The Ghana Immigration Service (GIS) has begun preparations to transform its Academy and Training School at Assin Fosu into a Sub-regional Training Centre for its officers.
Besides, the GIS Training School has already trained 150 recruits for the Liberian Bureau of Immigration and Naturalization.
Vice President Kwesi Bekoe Amissah-Arthur announced this at the Graduation Parade of the GIS Cadet Intake VII at its Academy at Assin Fosu in the Central Region.
The 96 officers who graduated, including four Liberian Immigration officers, have undergone six months of intensive training in a combination of physical, drill, musketry, academic and professional courses designed to equip them with skills to pursue their career.
Ms Joyce Mawuena Adjah was adjudged the Overall Best Cadet Officer for the GIS Intake VII programme. She also won the award for the Best in Drills, female category, as well as the Best in Academics.
Francis K. Apau won the award for the Best in Drills, male category while the Most Disciplined Cadet award went to Justice Dzifa Akpedonu. The Best International Cadet went to Prince Ndoma Boakai of Liberia.
Vice President Amissah-Arthur said the Immigration Academy trained and prepared officers for future leadership and command of the GIS.
He reminded the graduands that, as young officers, they would be assessed both by their superiors and subordinates adding that their assessment would influence the confidence their superiors and subordinates would have in them.
“Graduating from the Academy is only the initial step in the career progression of an officer. Continuous training and development schemes are required to prepare for the real challenges of command and leadership that lie ahead. It is these training development schemes that will prepare you to take over the leadership of the GIS in future,” he said.
Vice President Amissah-Arthur said GIS was a key agent required to secure the country’s borders and frontiers in order to ensure that immigrants complied with the residence and employment laws.
He said the new Ghana Investment Promotion Act, 2013, (Act 865), had become operational and had far-reaching implications for immigration enforcement as thresholds for investments and immigrant quotas had been reviewed.
He charged the Immigration Service to ensure that companies did not circumvent the new law but to comply with the requirements.
Mr Amissah-Arthur said Government was concerned about the employment of expatriates when Ghanaians could provide those services locally.
He said the new Act was intended to confront such issues and explicitly provided that citizens of Ghana were given the first option when employment was being considered.
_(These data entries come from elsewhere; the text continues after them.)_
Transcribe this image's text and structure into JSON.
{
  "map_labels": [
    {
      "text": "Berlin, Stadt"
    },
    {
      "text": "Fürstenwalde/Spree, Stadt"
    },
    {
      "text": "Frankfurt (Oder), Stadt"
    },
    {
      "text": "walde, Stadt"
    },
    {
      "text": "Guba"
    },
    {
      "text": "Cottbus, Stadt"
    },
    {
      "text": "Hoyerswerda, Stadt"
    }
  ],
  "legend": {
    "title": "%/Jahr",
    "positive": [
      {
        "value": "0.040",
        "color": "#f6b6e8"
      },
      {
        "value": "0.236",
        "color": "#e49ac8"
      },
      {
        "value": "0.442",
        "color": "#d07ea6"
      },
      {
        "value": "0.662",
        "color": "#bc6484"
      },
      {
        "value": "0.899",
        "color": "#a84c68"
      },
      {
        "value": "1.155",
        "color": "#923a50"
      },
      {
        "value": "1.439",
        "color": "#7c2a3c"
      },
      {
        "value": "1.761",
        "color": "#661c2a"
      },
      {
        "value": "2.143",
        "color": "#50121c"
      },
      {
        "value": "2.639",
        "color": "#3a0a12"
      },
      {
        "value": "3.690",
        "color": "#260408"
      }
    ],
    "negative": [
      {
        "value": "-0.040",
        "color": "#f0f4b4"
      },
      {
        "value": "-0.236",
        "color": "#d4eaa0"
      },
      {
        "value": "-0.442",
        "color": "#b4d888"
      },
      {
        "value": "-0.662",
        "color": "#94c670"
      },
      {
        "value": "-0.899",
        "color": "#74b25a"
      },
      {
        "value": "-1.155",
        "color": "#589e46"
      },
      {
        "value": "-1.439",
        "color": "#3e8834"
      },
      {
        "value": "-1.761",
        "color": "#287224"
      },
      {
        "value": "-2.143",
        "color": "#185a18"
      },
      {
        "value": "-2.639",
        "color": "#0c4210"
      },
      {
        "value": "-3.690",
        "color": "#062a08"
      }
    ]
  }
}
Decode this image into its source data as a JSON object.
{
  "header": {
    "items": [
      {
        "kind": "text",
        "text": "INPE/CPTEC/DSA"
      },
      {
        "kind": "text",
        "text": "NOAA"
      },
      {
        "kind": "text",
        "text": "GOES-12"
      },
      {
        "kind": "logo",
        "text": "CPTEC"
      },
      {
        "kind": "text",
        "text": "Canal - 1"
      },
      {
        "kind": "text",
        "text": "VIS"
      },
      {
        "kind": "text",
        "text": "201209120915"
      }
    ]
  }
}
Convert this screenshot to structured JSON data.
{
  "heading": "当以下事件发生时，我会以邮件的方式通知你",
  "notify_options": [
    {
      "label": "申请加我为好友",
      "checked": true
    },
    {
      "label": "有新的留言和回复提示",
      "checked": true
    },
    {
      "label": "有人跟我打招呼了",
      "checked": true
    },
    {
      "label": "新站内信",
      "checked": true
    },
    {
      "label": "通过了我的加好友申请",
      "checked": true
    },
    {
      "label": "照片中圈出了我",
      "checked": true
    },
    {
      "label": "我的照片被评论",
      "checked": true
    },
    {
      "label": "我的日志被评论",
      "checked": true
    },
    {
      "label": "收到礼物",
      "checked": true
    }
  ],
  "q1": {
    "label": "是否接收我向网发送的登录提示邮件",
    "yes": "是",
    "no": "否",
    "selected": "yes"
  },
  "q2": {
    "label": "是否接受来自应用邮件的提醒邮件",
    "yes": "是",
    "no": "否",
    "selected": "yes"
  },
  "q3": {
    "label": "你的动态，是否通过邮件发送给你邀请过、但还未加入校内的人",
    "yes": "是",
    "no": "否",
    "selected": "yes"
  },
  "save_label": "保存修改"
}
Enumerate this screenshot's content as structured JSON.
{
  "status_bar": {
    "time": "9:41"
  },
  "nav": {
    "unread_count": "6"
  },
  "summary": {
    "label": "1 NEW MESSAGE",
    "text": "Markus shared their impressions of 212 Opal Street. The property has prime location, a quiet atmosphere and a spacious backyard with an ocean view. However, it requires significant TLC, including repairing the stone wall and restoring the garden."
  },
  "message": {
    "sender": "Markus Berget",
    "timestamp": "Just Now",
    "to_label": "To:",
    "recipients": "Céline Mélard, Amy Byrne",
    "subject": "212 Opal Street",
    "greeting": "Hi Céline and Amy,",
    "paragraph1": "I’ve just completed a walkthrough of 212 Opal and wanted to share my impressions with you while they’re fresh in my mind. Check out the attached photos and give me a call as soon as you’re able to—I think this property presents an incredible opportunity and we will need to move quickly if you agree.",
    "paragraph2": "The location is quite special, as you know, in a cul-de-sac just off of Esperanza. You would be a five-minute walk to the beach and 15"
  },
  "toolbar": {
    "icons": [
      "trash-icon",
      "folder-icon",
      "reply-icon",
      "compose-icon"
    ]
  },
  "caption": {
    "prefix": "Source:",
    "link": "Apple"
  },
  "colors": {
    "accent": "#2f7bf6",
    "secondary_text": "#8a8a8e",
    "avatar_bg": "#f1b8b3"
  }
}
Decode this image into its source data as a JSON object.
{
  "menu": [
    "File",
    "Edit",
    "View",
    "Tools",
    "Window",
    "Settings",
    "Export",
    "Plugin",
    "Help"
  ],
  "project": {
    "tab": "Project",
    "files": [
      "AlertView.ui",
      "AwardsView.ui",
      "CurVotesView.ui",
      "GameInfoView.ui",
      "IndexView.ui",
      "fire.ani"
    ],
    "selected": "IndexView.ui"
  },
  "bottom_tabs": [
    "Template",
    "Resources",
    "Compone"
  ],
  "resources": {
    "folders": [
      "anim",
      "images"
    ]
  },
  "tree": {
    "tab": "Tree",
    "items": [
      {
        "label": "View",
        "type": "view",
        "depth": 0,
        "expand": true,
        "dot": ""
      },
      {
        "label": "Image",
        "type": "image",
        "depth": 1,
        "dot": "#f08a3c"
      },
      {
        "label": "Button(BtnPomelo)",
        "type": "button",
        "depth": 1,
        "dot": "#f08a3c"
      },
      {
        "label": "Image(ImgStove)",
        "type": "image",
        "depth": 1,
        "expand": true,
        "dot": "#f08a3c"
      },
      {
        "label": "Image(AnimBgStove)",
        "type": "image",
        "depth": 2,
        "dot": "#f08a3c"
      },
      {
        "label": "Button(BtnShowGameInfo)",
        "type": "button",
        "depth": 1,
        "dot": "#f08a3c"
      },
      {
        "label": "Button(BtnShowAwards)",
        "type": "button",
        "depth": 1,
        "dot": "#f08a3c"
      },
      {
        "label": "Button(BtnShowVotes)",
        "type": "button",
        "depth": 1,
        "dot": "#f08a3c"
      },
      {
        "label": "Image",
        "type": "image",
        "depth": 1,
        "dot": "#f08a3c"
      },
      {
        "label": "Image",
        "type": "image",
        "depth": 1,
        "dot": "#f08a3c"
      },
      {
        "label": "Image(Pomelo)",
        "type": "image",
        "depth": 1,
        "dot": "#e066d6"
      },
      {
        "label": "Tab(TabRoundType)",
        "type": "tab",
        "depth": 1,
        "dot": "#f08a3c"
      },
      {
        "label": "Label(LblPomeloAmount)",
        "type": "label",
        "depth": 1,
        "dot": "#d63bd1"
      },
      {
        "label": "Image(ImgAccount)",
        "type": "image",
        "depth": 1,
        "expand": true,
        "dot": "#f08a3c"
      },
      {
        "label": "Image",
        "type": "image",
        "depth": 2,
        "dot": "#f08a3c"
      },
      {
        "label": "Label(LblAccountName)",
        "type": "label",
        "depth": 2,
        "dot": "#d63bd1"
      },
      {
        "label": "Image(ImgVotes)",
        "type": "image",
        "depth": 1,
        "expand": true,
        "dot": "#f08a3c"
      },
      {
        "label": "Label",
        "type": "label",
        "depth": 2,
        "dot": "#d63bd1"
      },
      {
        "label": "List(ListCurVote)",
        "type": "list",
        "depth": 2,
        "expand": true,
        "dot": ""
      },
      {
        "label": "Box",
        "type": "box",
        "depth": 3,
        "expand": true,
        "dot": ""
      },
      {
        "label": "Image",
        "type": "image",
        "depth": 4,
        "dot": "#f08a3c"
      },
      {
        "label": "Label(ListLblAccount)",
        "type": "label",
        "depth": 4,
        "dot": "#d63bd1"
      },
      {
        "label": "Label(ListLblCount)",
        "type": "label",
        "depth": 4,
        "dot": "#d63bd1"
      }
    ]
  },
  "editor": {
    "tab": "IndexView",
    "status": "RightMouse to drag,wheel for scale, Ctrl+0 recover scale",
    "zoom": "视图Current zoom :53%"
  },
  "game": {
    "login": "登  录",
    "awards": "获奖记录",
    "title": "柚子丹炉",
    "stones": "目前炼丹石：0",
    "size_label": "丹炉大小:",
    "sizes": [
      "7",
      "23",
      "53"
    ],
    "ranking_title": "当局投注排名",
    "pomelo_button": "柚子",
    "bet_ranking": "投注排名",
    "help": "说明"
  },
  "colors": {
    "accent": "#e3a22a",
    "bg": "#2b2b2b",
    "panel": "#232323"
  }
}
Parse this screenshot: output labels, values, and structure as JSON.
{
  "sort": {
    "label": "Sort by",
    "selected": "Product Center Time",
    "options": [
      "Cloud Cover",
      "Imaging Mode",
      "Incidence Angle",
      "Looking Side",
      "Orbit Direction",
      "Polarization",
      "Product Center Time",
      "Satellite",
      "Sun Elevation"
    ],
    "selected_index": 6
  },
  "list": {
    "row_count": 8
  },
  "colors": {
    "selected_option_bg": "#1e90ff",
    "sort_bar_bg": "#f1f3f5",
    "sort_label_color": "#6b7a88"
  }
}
He said the GIS and all stakeholder agencies must ensure strict compliance with the essential provisions of the Act so as not to undermine its employment objective.